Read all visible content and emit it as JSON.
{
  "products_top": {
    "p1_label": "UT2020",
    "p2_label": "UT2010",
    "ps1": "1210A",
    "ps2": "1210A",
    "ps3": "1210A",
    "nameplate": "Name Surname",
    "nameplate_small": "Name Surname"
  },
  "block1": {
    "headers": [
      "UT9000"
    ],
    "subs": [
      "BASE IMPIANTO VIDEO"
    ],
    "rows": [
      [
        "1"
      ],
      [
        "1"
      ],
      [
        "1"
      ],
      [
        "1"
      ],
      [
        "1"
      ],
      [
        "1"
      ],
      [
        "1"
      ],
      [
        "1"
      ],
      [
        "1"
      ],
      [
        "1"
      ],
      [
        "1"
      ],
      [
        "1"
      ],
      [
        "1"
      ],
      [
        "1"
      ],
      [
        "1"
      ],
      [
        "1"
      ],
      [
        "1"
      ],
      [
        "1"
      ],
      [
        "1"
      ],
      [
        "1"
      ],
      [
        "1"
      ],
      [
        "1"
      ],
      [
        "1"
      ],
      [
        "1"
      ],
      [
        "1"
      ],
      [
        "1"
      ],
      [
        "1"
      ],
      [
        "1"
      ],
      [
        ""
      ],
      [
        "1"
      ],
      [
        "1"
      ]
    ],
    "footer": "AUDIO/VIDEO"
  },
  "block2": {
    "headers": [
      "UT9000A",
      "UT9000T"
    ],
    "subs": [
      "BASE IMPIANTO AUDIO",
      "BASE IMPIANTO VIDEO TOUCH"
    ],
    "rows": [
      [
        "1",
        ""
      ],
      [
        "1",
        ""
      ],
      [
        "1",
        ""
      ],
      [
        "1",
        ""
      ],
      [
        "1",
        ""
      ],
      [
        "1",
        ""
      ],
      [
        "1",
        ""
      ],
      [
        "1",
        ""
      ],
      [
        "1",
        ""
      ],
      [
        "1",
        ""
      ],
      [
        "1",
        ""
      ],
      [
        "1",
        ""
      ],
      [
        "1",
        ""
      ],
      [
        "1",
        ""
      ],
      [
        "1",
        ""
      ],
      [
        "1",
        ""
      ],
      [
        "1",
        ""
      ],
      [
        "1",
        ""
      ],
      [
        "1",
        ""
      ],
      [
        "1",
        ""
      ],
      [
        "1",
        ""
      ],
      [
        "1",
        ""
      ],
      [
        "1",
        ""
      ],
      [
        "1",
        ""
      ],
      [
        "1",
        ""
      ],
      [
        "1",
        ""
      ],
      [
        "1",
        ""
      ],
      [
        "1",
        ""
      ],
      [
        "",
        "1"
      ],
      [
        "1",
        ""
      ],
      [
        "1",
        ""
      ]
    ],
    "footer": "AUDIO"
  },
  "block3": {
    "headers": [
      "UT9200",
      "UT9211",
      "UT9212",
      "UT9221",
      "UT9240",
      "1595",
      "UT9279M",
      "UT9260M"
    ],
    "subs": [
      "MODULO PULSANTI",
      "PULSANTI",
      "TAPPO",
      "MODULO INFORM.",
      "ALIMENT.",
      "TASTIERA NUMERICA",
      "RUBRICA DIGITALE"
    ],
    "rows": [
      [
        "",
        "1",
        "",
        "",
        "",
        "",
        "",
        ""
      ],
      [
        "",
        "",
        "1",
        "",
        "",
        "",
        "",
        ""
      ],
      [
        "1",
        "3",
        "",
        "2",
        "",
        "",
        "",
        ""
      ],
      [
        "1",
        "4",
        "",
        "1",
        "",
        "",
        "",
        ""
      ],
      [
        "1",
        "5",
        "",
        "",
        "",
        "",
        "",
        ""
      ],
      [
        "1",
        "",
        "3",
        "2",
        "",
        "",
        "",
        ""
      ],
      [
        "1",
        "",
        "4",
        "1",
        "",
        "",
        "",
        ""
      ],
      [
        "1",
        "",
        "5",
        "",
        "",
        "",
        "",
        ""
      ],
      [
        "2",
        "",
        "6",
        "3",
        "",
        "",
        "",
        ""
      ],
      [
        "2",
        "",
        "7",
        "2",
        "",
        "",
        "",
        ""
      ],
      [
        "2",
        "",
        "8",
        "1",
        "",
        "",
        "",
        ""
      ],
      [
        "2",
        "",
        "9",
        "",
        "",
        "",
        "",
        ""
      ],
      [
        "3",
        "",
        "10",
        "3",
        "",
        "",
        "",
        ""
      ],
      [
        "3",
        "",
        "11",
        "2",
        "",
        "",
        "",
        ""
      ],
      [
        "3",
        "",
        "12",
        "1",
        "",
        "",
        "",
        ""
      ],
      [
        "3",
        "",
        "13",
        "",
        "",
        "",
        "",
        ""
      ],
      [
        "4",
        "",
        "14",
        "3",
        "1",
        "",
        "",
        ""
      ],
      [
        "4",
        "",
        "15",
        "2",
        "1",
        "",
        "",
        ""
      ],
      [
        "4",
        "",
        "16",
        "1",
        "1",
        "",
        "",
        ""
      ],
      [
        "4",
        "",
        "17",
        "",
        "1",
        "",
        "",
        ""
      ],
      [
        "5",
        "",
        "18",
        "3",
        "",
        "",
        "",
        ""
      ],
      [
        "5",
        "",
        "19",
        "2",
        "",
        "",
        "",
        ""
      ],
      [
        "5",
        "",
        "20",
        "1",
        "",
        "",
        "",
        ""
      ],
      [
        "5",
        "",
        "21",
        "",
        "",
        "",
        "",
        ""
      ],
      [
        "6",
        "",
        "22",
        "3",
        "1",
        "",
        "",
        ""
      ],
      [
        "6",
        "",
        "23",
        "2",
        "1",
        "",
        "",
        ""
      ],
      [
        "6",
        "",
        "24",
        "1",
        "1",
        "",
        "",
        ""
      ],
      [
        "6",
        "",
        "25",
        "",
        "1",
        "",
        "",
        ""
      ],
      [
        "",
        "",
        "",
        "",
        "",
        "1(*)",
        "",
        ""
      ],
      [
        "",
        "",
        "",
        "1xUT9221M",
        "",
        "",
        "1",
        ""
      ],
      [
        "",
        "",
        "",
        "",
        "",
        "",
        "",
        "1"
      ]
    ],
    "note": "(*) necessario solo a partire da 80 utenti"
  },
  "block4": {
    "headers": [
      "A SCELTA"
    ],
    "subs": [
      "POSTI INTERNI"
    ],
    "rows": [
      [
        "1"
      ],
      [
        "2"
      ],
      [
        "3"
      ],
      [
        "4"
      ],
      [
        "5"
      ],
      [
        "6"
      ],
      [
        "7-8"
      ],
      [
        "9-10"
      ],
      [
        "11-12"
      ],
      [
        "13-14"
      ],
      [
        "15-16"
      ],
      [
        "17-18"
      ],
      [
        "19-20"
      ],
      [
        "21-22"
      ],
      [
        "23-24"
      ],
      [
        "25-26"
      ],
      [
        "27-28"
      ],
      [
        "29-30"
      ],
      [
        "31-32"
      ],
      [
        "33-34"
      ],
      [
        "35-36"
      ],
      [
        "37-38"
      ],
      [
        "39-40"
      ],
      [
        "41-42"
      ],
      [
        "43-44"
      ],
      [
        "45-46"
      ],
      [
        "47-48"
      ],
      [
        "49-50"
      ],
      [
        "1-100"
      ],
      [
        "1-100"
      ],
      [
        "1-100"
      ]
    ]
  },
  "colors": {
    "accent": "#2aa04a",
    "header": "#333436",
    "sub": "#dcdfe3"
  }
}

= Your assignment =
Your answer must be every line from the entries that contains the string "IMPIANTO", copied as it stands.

= Result for this exercise =
      "BASE IMPIANTO VIDEO"
      "BASE IMPIANTO AUDIO",
      "BASE IMPIANTO VIDEO TOUCH"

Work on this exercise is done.